[Collected data entries]
====================

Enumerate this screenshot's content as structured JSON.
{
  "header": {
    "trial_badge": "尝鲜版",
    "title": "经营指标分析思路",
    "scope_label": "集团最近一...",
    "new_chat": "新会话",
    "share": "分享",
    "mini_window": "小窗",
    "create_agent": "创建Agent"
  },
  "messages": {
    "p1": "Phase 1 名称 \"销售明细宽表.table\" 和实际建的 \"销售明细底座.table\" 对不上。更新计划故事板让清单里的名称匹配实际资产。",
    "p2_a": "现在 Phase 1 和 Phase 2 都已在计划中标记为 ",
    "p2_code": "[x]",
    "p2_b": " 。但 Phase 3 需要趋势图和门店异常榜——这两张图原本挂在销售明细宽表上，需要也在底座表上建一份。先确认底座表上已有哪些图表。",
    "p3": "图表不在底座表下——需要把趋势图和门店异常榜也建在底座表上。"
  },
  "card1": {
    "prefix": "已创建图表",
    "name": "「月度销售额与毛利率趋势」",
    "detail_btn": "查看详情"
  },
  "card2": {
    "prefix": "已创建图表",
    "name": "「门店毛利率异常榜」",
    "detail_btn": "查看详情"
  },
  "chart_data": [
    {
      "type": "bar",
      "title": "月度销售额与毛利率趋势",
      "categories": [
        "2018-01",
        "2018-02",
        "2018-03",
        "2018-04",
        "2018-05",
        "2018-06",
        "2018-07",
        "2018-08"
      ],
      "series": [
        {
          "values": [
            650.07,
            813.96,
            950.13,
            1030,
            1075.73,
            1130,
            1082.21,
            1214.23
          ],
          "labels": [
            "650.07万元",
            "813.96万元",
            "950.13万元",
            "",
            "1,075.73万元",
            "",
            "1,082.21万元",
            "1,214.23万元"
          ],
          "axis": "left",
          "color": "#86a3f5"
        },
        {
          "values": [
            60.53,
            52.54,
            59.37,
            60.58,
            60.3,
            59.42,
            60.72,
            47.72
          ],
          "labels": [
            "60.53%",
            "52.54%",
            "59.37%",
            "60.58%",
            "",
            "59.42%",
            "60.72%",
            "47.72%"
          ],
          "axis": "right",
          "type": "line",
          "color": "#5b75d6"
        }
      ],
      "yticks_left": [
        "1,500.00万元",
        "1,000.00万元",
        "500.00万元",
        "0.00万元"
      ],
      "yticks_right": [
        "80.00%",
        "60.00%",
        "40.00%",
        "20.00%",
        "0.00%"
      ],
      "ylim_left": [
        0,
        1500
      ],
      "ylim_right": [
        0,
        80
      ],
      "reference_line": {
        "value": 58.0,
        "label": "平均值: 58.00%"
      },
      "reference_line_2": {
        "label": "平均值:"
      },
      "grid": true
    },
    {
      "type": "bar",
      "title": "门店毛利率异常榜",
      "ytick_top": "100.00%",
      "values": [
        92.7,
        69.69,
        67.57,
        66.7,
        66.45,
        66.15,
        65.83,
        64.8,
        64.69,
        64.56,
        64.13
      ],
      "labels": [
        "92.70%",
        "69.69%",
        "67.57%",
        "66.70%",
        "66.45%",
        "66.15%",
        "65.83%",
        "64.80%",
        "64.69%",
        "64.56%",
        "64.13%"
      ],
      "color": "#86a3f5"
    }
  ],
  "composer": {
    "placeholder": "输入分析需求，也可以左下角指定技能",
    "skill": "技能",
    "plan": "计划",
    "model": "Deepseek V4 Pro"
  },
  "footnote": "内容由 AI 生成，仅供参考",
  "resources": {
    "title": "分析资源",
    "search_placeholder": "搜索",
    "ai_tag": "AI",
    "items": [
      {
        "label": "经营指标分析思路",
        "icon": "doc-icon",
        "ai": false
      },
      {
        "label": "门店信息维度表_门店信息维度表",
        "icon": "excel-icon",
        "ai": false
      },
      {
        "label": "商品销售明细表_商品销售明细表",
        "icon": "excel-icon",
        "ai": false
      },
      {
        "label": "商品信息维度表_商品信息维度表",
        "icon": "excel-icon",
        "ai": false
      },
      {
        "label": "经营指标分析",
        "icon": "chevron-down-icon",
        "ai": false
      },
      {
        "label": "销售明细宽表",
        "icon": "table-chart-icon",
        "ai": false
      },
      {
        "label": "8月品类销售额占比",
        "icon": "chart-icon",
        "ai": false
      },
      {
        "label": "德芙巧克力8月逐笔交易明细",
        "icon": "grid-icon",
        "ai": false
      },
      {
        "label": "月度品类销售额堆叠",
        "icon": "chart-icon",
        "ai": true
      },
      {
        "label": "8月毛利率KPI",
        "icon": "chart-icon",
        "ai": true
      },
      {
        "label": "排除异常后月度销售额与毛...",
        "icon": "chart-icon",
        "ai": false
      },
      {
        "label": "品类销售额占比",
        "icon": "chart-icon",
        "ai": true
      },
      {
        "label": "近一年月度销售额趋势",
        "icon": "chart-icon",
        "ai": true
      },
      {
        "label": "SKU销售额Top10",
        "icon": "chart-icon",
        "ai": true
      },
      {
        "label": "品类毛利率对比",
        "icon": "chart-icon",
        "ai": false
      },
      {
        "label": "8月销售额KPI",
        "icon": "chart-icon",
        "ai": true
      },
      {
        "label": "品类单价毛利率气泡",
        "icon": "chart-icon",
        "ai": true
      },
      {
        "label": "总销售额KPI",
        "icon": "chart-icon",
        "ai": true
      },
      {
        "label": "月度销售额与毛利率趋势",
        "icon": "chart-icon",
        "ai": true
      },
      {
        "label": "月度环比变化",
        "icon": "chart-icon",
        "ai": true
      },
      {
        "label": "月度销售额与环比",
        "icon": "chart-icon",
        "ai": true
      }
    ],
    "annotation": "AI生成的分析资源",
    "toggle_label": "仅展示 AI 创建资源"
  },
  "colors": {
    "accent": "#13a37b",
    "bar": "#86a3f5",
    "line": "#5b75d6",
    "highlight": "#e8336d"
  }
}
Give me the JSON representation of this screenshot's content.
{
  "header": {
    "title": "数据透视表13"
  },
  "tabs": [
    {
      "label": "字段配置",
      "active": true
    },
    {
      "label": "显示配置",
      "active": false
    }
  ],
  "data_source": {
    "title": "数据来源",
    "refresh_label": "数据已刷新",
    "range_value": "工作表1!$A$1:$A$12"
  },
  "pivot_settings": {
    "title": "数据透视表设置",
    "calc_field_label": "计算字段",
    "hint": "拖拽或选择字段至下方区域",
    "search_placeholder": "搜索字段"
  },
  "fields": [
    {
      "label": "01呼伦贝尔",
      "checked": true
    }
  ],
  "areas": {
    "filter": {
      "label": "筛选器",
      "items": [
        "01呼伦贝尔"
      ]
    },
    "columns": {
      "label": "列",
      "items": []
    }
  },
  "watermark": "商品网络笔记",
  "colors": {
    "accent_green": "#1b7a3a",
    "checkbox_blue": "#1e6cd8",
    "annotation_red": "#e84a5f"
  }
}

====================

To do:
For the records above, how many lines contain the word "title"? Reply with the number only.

Answer to the exercise:
7